(Given information begins)
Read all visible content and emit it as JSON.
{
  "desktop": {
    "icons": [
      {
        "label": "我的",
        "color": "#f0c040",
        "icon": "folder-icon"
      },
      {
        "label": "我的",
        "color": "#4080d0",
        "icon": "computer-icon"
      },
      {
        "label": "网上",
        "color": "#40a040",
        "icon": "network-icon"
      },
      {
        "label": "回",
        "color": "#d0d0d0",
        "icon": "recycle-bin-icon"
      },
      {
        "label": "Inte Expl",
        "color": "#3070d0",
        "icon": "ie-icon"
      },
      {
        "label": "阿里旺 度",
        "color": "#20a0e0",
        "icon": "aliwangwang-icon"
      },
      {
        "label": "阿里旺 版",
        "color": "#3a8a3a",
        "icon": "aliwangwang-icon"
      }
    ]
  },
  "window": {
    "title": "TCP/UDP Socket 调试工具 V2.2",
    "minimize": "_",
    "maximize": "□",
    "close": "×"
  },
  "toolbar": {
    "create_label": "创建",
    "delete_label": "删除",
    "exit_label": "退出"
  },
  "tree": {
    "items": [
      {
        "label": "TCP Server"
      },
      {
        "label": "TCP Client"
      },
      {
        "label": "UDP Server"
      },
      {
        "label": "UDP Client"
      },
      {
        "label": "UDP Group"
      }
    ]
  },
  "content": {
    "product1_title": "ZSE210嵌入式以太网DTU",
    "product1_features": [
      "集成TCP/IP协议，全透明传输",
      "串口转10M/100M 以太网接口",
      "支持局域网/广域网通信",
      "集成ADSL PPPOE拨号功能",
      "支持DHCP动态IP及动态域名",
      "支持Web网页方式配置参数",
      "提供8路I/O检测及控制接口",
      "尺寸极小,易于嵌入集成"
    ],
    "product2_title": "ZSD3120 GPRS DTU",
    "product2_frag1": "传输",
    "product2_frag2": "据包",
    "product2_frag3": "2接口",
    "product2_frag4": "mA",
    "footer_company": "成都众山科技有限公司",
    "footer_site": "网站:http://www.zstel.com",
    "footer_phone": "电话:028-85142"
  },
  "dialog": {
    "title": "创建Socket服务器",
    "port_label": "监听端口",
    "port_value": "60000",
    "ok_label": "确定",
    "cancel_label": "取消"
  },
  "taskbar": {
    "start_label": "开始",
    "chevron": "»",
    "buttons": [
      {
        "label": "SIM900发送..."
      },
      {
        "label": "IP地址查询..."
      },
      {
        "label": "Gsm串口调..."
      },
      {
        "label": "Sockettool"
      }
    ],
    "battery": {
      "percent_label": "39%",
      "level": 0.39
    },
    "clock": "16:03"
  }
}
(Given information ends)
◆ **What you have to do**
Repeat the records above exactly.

◆ **Exercise output**
Read all visible content and emit it as JSON.
{
  "desktop": {
    "icons": [
      {
        "label": "我的",
        "color": "#f0c040",
        "icon": "folder-icon"
      },
      {
        "label": "我的",
        "color": "#4080d0",
        "icon": "computer-icon"
      },
      {
        "label": "网上",
        "color": "#40a040",
        "icon": "network-icon"
      },
      {
        "label": "回",
        "color": "#d0d0d0",
        "icon": "recycle-bin-icon"
      },
      {
        "label": "Inte Expl",
        "color": "#3070d0",
        "icon": "ie-icon"
      },
      {
        "label": "阿里旺 度",
        "color": "#20a0e0",
        "icon": "aliwangwang-icon"
      },
      {
        "label": "阿里旺 版",
        "color": "#3a8a3a",
        "icon": "aliwangwang-icon"
      }
    ]
  },
  "window": {
    "title": "TCP/UDP Socket 调试工具 V2.2",
    "minimize": "_",
    "maximize": "□",
    "close": "×"
  },
  "toolbar": {
    "create_label": "创建",
    "delete_label": "删除",
    "exit_label": "退出"
  },
  "tree": {
    "items": [
      {
        "label": "TCP Server"
      },
      {
        "label": "TCP Client"
      },
      {
        "label": "UDP Server"
      },
      {
        "label": "UDP Client"
      },
      {
        "label": "UDP Group"
      }
    ]
  },
  "content": {
    "product1_title": "ZSE210嵌入式以太网DTU",
    "product1_features": [
      "集成TCP/IP协议，全透明传输",
      "串口转10M/100M 以太网接口",
      "支持局域网/广域网通信",
      "集成ADSL PPPOE拨号功能",
      "支持DHCP动态IP及动态域名",
      "支持Web网页方式配置参数",
      "提供8路I/O检测及控制接口",
      "尺寸极小,易于嵌入集成"
    ],
    "product2_title": "ZSD3120 GPRS DTU",
    "product2_frag1": "传输",
    "product2_frag2": "据包",
    "product2_frag3": "2接口",
    "product2_frag4": "mA",
    "footer_company": "成都众山科技有限公司",
    "footer_site": "网站:http://www.zstel.com",
    "footer_phone": "电话:028-85142"
  },
  "dialog": {
    "title": "创建Socket服务器",
    "port_label": "监听端口",
    "port_value": "60000",
    "ok_label": "确定",
    "cancel_label": "取消"
  },
  "taskbar": {
    "start_label": "开始",
    "chevron": "»",
    "buttons": [
      {
        "label": "SIM900发送..."
      },
      {
        "label": "IP地址查询..."
      },
      {
        "label": "Gsm串口调..."
      },
      {
        "label": "Sockettool"
      }
    ],
    "battery": {
      "percent_label": "39%",
      "level": 0.39
    },
    "clock": "16:03"
  }
}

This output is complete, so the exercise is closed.